What to Consider When Evaluating a Job Offer
Congrats! You survived the interview process and have an offer in hand, but the journey isn’t over just yet. Oftentimes, an offer letter is read for the dollar signs. How much did they offer me? How much can I negotiate? What is my end of year bonus? Is commission uncapped?
While it is important to look at the compensation (money pays the bills!), don’t get lost in short-term numbers and forget to look at other important long-term elements that make up the complete job offer.
I’m sure you have seen it splattered across LinkedIn, Instagram and Facebook, but money isn’t the main reason people are dissatisfied with their jobs. Oftentimes, it is lack of appreciation, bad managers, toxic cultures, etc. that make people want to leave a job. Wouldn’t it be better to evaluate those things on the front-end rather than jumping into a job for the money and getting blindsided?
Evaluating job offers for more than just compensation allows you to choose a job that maybe doesn’t pay the highest right off the bat, but offers much more long-term gain. It is up to you to determine if the short-term setback is worth the long-term gain.
It is up to you to determine if the short-term setback is worth the long-term gain.
The following list will help you better understand if you fully evaluated the job offer for all it could be, not just all it looks like right off the bat.
If some of these questions were not answered during the interview process, don’t be afraid to set up a followup conversation with the hiring manager to ask any clarifying questions.
Is there opportunity to be promoted?
Is there opportunity to touch different units/departments of the business? Are they open to internal transfers?
Are their leaders being hired from the outside or promoted from within?
On average, how long does it take to get promoted?
Check current employees’ LinkedIn profiles.
Ask the hiring manager.
Ask current employees (use discretion).
Do I trust, respect and admire the person directly managing me?
This one person will play a major role in your career trajectory, so you need to assess quickly if they will work for you or against you. Good managers want to see people promoted away from their teams. Insecure managers want to suppress talent and keep people “working for them.”
Good managers want to see people promoted away from their teams. Insecure managers want to suppress talent and keep people “working for them.”
Look beyond the company’s published core values. What do they really value? It’s easy to profess integrity, hustle, team spirit, etc., but make sure the leadership team AND employees truly demonstrate this.
Is there a lot of turnover? If “yes,” why?
How is the company’s Glassdoor profile?
Take this with a grain of salt as it is well-known that someone with a bad-experience is much more likely to leave a review than someone with a good experience (source).
While reading through Glassdoor, pick up on trends. Come up with respectful questions to ask the hiring manager to get to the truth.

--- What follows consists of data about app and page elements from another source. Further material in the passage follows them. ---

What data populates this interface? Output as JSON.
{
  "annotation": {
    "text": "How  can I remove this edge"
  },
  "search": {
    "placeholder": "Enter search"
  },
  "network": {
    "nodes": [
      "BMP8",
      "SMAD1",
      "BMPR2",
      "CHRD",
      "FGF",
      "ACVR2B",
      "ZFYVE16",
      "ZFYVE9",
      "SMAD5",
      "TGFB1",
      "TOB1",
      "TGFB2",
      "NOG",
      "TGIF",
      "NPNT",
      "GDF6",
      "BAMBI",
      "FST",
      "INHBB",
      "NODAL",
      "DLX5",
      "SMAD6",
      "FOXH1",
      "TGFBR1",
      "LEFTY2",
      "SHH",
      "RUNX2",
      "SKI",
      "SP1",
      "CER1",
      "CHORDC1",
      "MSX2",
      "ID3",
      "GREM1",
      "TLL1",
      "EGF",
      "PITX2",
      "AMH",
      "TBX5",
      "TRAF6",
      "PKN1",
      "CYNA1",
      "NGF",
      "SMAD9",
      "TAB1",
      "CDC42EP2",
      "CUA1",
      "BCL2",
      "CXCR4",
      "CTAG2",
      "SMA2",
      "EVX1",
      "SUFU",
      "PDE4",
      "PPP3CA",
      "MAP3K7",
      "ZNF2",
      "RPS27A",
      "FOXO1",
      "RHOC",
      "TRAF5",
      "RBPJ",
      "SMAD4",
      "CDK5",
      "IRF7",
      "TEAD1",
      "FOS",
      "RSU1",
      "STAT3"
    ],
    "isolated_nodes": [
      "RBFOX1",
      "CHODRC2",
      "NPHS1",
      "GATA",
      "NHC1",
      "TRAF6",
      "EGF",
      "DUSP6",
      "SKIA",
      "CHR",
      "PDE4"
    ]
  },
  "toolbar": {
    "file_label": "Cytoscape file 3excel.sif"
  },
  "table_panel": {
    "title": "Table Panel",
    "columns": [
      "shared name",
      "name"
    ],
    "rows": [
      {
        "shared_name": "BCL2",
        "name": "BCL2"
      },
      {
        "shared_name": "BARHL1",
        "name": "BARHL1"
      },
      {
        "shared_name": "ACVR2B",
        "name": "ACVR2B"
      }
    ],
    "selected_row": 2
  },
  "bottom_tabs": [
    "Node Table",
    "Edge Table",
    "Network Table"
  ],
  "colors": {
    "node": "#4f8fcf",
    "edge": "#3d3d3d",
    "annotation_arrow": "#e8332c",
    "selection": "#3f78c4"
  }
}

Are these people you want to spend 40+ hours with each week? Do they energize you or drain you? Is it a dog-eat-dog environment or a family-style one?
You spend more time with your colleagues than you do with friends and family.
Do the coworkers seem to like each other?
Can I (and my family) live off this compensation?
Being brutally honest with yourself allows you to have the freedom to make “take a risk.” If you are evaluating taking a step back for a job you are excited about it, just do the math. Will this really work for you? Maybe you make some life adjustments, but it could be worth it in the long-run.
What is the total compensation including benefits and perks? (See this blog for help understand what a total comp package includes.)
Don’t get hung up on the number alone. Assess the overall compensation and benefits package.
For example, the base salary might be lower than you want, but what about the monthly gym membership they cover? What about their benefits package? Did you notice they cover 99%? What about their transportation stipend?
Create an Excel doc if you need to, and do the math!
For salespeople: Are reps hitting their quotas? Is it attainable?
Don’t be afraid to ask the hiring managers this question in your interviews.
Nothing is worse than getting a comp package that is sky-high, but in actuality, no one is hitting their quotas and you end the year with just your base salary, aka a massive pay cut.
How much more/less am I having to commute for this role?
How will commuting affect my personal life - time, money and relationships?
Will I quickly burnout of commuting? Have I burnt out of commuting the past?
If you hated commuting in the past, chances are you will hate it again, even if you love the job.
Ask current employees/hiring managers if there are toll stipends, transportation stipends, flexible work hours, etc. that would make the commute take less of a “toll” on you (pun intended).
How does the day-to-day compare to what you are doing currently?
What do you already know you like/dislike about the day-to-day of this type of role?
Are there opportunities to do projects/work beyond the typical day-to-day?
Now, review your answers and sign or decline that offer letter with confidence knowing you fully fleshed it out for what is truly worth. For another deeper dive on each of these categories, read Evaluating the Full Potential of a Job Offer by Associate Client Director, Sedona Vickers.